An exact, complete copy of the lines below is the expected answer.

Dataset excerpts
********
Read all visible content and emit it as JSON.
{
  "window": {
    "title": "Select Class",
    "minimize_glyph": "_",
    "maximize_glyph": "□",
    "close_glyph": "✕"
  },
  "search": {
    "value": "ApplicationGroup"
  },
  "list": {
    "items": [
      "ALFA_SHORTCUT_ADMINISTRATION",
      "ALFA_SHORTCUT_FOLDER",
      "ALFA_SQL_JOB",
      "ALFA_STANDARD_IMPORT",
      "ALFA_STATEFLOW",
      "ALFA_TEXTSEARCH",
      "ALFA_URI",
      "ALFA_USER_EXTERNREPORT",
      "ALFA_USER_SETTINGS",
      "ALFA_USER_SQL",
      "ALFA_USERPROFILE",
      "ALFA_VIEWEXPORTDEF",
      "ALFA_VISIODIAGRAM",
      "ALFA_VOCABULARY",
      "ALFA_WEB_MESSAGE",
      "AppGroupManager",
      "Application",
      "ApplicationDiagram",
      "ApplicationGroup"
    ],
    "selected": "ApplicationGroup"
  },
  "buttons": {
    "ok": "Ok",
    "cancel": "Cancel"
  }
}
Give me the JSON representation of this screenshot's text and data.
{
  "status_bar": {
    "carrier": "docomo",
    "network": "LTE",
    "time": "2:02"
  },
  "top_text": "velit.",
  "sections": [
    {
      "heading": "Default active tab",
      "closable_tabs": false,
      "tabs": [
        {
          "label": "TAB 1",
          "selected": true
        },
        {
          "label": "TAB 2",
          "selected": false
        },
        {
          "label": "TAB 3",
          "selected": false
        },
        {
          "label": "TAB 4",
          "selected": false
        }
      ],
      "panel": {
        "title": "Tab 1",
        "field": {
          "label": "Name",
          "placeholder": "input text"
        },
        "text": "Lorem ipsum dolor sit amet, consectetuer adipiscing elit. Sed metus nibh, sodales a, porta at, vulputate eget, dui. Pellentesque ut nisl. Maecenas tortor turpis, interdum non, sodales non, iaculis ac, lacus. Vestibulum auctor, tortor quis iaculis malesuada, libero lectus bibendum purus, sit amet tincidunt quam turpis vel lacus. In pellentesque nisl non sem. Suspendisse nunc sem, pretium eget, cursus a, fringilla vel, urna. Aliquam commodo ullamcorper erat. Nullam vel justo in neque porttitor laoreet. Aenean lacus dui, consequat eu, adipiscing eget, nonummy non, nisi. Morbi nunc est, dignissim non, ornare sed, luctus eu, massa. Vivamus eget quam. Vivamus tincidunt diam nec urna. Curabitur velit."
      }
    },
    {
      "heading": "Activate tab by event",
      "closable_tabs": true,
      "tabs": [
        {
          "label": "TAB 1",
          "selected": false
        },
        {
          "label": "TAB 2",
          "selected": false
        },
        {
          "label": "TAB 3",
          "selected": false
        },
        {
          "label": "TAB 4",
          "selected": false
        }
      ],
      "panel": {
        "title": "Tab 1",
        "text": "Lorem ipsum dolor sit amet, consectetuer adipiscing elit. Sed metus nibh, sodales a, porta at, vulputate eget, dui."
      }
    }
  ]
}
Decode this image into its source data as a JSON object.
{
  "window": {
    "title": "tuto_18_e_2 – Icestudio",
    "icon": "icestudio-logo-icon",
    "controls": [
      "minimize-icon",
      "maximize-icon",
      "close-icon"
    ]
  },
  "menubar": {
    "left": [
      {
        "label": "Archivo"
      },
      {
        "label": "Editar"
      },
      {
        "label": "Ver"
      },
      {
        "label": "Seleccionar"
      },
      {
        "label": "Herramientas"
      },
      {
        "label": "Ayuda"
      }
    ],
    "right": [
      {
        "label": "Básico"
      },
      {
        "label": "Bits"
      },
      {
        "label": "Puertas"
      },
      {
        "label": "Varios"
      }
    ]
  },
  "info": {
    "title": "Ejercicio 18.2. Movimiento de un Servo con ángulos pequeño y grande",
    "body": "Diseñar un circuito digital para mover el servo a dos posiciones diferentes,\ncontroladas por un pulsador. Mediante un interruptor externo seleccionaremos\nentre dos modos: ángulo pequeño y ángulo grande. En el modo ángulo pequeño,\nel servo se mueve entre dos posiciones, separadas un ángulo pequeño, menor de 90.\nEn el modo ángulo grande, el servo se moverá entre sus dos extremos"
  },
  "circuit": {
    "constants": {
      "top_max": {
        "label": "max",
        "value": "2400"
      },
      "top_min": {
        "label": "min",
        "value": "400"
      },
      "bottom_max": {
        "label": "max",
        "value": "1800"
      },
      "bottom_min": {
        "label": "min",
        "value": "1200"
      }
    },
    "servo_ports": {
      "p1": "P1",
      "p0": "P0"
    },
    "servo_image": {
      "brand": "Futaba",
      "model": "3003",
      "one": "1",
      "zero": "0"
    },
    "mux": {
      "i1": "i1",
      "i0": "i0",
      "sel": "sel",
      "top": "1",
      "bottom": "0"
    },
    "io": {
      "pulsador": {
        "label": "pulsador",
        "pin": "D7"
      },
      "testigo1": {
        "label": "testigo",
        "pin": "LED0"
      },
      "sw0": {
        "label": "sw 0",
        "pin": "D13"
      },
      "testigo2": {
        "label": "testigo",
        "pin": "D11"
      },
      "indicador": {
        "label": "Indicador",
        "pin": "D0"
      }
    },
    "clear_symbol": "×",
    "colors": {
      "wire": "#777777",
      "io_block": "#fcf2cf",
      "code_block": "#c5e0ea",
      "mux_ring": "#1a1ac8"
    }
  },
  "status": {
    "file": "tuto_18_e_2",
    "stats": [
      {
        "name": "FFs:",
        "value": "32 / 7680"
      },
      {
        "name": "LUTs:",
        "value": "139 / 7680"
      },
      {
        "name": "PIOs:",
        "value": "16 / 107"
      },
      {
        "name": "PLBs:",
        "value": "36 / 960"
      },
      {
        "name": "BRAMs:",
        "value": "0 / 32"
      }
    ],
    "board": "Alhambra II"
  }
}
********
| ANSWER TO THIS EXERCISE |
Read all visible content and emit it as JSON.
{
  "window": {
    "title": "Select Class",
    "minimize_glyph": "_",
    "maximize_glyph": "□",
    "close_glyph": "✕"
  },
  "search": {
    "value": "ApplicationGroup"
  },
  "list": {
    "items": [
      "ALFA_SHORTCUT_ADMINISTRATION",
      "ALFA_SHORTCUT_FOLDER",
      "ALFA_SQL_JOB",
      "ALFA_STANDARD_IMPORT",
      "ALFA_STATEFLOW",
      "ALFA_TEXTSEARCH",
      "ALFA_URI",
      "ALFA_USER_EXTERNREPORT",
      "ALFA_USER_SETTINGS",
      "ALFA_USER_SQL",
      "ALFA_USERPROFILE",
      "ALFA_VIEWEXPORTDEF",
      "ALFA_VISIODIAGRAM",
      "ALFA_VOCABULARY",
      "ALFA_WEB_MESSAGE",
      "AppGroupManager",
      "Application",
      "ApplicationDiagram",
      "ApplicationGroup"
    ],
    "selected": "ApplicationGroup"
  },
  "buttons": {
    "ok": "Ok",
    "cancel": "Cancel"
  }
}
Give me the JSON representation of this screenshot's text and data.
{
  "status_bar": {
    "carrier": "docomo",
    "network": "LTE",
    "time": "2:02"
  },
  "top_text": "velit.",
  "sections": [
    {
      "heading": "Default active tab",
      "closable_tabs": false,
      "tabs": [
        {
          "label": "TAB 1",
          "selected": true
        },
        {
          "label": "TAB 2",
          "selected": false
        },
        {
          "label": "TAB 3",
          "selected": false
        },
        {
          "label": "TAB 4",
          "selected": false
        }
      ],
      "panel": {
        "title": "Tab 1",
        "field": {
          "label": "Name",
          "placeholder": "input text"
        },
        "text": "Lorem ipsum dolor sit amet, consectetuer adipiscing elit. Sed metus nibh, sodales a, porta at, vulputate eget, dui. Pellentesque ut nisl. Maecenas tortor turpis, interdum non, sodales non, iaculis ac, lacus. Vestibulum auctor, tortor quis iaculis malesuada, libero lectus bibendum purus, sit amet tincidunt quam turpis vel lacus. In pellentesque nisl non sem. Suspendisse nunc sem, pretium eget, cursus a, fringilla vel, urna. Aliquam commodo ullamcorper erat. Nullam vel justo in neque porttitor laoreet. Aenean lacus dui, consequat eu, adipiscing eget, nonummy non, nisi. Morbi nunc est, dignissim non, ornare sed, luctus eu, massa. Vivamus eget quam. Vivamus tincidunt diam nec urna. Curabitur velit."
      }
    },
    {
      "heading": "Activate tab by event",
      "closable_tabs": true,
      "tabs": [
        {
          "label": "TAB 1",
          "selected": false
        },
        {
          "label": "TAB 2",
          "selected": false
        },
        {
          "label": "TAB 3",
          "selected": false
        },
        {
          "label": "TAB 4",
          "selected": false
        }
      ],
      "panel": {
        "title": "Tab 1",
        "text": "Lorem ipsum dolor sit amet, consectetuer adipiscing elit. Sed metus nibh, sodales a, porta at, vulputate eget, dui."
      }
    }
  ]
}
Decode this image into its source data as a JSON object.
{
  "window": {
    "title": "tuto_18_e_2 – Icestudio",
    "icon": "icestudio-logo-icon",
    "controls": [
      "minimize-icon",
      "maximize-icon",
      "close-icon"
    ]
  },
  "menubar": {
    "left": [
      {
        "label": "Archivo"
      },
      {
        "label": "Editar"
      },
      {
        "label": "Ver"
      },
      {
        "label": "Seleccionar"
      },
      {
        "label": "Herramientas"
      },
      {
        "label": "Ayuda"
      }
    ],
    "right": [
      {
        "label": "Básico"
      },
      {
        "label": "Bits"
      },
      {
        "label": "Puertas"
      },
      {
        "label": "Varios"
      }
    ]
  },
  "info": {
    "title": "Ejercicio 18.2. Movimiento de un Servo con ángulos pequeño y grande",
    "body": "Diseñar un circuito digital para mover el servo a dos posiciones diferentes,\ncontroladas por un pulsador. Mediante un interruptor externo seleccionaremos\nentre dos modos: ángulo pequeño y ángulo grande. En el modo ángulo pequeño,\nel servo se mueve entre dos posiciones, separadas un ángulo pequeño, menor de 90.\nEn el modo ángulo grande, el servo se moverá entre sus dos extremos"
  },
  "circuit": {
    "constants": {
      "top_max": {
        "label": "max",
        "value": "2400"
      },
      "top_min": {
        "label": "min",
        "value": "400"
      },
      "bottom_max": {
        "label": "max",
        "value": "1800"
      },
      "bottom_min": {
        "label": "min",
        "value": "1200"
      }
    },
    "servo_ports": {
      "p1": "P1",
      "p0": "P0"
    },
    "servo_image": {
      "brand": "Futaba",
      "model": "3003",
      "one": "1",
      "zero": "0"
    },
    "mux": {
      "i1": "i1",
      "i0": "i0",
      "sel": "sel",
      "top": "1",
      "bottom": "0"
    },
    "io": {
      "pulsador": {
        "label": "pulsador",
        "pin": "D7"
      },
      "testigo1": {
        "label": "testigo",
        "pin": "LED0"
      },
      "sw0": {
        "label": "sw 0",
        "pin": "D13"
      },
      "testigo2": {
        "label": "testigo",
        "pin": "D11"
      },
      "indicador": {
        "label": "Indicador",
        "pin": "D0"
      }
    },
    "clear_symbol": "×",
    "colors": {
      "wire": "#777777",
      "io_block": "#fcf2cf",
      "code_block": "#c5e0ea",
      "mux_ring": "#1a1ac8"
    }
  },
  "status": {
    "file": "tuto_18_e_2",
    "stats": [
      {
        "name": "FFs:",
        "value": "32 / 7680"
      },
      {
        "name": "LUTs:",
        "value": "139 / 7680"
      },
      {
        "name": "PIOs:",
        "value": "16 / 107"
      },
      {
        "name": "PLBs:",
        "value": "36 / 960"
      },
      {
        "name": "BRAMs:",
        "value": "0 / 32"
      }
    ],
    "board": "Alhambra II"
  }
}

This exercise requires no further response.